Tabata Combo Workout

I had no desire to go to the gym after waiting in line to vote… Plus I was sore from yesterday’s TRX workout (excuses, excuses).

I wanted to do something basically just to not feel so guilty for all the Halloween candy I ate today…
Try this 20 minute Tabata-style workout for a quick @ home heart-rate booster:

(Do each combo for a 4 minute Tabata: 20 sec exercise A, 10 sec rest, 20 sec exercise B, 10 sec rest – repeat, doing each exercise a total of 4 times)

  • A.  Jumping Jacks
  • B.  Floor Jacks
  • A. Burpee
  • B. Mountain Climber
  • A. High Knees
  • B.  Butt-kickers
  • A. Front Jabs (cross body punches)
  • B. Front Kicks
  • Speed Skaters (do this all 8 sets)

silence vs speaking up


Over the past couple years I have had a reoccurring dilema: do I speak my mind when someone wrongs me and [as best as possible] tell them the truth and the way their words or actions affected me, OR do I keep my mouth shut for the most part, giving them unconditional love?

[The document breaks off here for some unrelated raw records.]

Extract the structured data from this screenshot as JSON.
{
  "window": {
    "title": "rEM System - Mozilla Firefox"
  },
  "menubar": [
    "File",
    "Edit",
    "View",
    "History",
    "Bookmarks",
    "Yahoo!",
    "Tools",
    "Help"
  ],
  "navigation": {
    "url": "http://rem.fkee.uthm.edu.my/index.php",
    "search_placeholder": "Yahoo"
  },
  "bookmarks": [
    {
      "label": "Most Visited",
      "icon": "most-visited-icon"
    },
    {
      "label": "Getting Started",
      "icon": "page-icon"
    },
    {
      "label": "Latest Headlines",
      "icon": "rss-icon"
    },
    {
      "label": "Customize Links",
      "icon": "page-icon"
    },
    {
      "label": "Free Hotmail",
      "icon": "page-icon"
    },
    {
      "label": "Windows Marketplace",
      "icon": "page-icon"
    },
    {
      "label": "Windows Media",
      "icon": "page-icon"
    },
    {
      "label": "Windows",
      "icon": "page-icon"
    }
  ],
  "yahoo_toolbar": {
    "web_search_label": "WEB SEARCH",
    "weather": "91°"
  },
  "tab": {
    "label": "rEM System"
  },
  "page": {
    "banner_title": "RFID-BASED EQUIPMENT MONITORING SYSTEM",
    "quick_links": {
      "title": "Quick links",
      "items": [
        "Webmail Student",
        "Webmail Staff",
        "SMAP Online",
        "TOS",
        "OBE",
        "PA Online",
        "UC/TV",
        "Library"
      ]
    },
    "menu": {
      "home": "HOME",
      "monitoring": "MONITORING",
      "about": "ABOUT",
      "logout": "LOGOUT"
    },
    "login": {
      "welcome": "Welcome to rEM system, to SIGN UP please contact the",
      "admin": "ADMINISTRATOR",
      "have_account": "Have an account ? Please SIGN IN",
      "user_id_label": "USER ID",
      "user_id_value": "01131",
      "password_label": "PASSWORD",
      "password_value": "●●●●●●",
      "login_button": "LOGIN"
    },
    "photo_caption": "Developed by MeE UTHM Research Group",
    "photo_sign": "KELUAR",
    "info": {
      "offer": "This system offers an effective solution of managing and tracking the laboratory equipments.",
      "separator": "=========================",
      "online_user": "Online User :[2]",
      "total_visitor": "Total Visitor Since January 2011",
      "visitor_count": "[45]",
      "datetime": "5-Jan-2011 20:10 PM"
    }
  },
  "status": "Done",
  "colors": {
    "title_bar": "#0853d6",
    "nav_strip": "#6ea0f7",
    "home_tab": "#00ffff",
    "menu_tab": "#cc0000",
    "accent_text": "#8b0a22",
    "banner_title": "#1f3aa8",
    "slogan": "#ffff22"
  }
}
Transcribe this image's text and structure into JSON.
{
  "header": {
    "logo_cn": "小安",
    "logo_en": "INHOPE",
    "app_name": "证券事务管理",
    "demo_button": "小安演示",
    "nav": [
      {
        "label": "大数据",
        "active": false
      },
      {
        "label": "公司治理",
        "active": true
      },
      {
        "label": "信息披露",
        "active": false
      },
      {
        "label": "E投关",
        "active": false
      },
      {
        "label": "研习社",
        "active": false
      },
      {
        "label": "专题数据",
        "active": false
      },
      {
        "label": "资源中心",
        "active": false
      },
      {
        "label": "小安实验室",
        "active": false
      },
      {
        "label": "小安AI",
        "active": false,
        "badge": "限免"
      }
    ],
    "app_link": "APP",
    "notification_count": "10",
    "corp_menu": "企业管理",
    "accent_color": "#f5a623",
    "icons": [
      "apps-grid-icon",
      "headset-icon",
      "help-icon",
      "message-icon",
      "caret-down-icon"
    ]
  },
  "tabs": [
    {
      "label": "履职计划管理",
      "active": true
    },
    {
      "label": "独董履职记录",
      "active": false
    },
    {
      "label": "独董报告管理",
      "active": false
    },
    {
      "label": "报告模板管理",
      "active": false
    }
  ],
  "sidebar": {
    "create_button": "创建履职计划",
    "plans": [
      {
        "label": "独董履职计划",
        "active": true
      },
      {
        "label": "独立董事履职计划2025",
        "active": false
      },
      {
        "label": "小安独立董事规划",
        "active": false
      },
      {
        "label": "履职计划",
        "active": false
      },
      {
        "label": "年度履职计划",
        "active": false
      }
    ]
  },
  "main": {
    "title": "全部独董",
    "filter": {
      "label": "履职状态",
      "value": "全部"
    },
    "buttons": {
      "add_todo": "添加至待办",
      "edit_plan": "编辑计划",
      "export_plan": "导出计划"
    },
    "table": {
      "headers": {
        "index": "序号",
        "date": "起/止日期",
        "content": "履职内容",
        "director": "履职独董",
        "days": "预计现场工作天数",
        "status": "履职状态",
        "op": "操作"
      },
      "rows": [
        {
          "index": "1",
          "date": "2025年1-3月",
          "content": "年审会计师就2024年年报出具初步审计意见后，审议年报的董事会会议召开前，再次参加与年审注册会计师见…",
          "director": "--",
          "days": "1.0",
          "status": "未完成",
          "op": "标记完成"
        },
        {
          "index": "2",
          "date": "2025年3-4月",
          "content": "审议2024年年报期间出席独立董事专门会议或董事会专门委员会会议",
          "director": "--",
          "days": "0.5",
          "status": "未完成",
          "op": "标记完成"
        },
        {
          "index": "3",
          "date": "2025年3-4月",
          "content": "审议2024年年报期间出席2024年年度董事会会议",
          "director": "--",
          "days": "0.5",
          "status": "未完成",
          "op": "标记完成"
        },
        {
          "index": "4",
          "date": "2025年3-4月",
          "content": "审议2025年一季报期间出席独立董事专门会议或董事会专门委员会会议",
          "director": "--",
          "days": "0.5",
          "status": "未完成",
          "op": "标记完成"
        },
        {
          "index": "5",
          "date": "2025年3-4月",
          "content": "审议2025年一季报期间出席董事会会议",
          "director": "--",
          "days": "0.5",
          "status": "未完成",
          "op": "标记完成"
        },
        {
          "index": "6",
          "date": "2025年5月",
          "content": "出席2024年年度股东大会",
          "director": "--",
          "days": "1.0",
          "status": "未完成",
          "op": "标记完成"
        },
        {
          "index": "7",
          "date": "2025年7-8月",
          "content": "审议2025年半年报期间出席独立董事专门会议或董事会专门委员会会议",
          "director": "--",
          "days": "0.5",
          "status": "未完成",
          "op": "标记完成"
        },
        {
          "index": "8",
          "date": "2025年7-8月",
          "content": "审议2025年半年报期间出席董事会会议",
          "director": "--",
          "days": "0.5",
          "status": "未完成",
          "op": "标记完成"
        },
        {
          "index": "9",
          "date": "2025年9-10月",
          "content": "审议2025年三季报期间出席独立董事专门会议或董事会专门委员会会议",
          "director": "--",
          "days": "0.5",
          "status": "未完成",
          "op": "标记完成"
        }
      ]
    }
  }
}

As a people pleaser and a girl trying her best to live like Jesus, I have a habit of looking out for the best of others. I rarely speak my mind if I know if will offend or hurt someone. There are so many times where I would love to spew a bunch of “word stones” at people and hurt them, like they did me. It’d feel so cathartic. It’d help me to get things off my chest. It’d get the truth out there. After all, they should be told so they can learn from their mistakes, right?

But, unfortunately, it’d also hurt that person. And likely make me feel like a moron.

So how do I tell someone how they hurt me while also showing them love and grace?

For so long I just kept my mouth shut. And that caused me an incredible amount of pain – both physically and mentally. So, while I was sparing the heart of another, I was hurting my own. 

I don’t like hurting people. In fact, I really try to avoid it at all costs. I am, however, learning to stick up for myself. Maybe that means that person won’t like me, will be offended by what I say, will feel some pain. But here is how I decide what to say – can I walk away from the conversation with a clean conscious, that what I said was not out of malice or anger, but out of love and truth, hoensty and openness? Do I leave feeling good about my words? Sure, I often feel sad at the end of such a conversation. I am sad that I had to hurt the person and they may never come to realize the truth in what I said. I am sad that I am causing any offense to a friend. My pride is screaming as it realizes that person likely has some negative feelings towards me. But I am free. What is most important is to remember to act out of love. If what you are wanting to say is what you wanted to say the minute that person caused you any offense, you likely shouldn’t have said it. 

Take some time.

Be okay with how you feel.

Consider the other person’s feelings AND your own feelings.

Pray about it. Ask for help and clarity, direction and guidance.

Don’t speak out of hatred.

Don’t walk away feeling like a victor. Walk away knowing you spoke out of truth and honesty, and that it might take a long time, but hopefully that person will understand that one day.

Be an adult. [This is one of the most frustrating things to me – I often try to just be honest and talk about things, but so many “adults” haven’t learned that this can be healthy and good – it often is viewed as only a slam. Pride too often rules in such confrontational situations.]

But, all things considered – sometimes silence really is the best answer to a foolish response, a painful remark, an offended heart. It doesn’t feel good to stay silent, but sometimes that is what we are called to do. Write about it. Don’t talk about it with another person. Pray about it. Don’t lash out at the accuser.

[This post was originally posted on my other blog, Worthy Heart]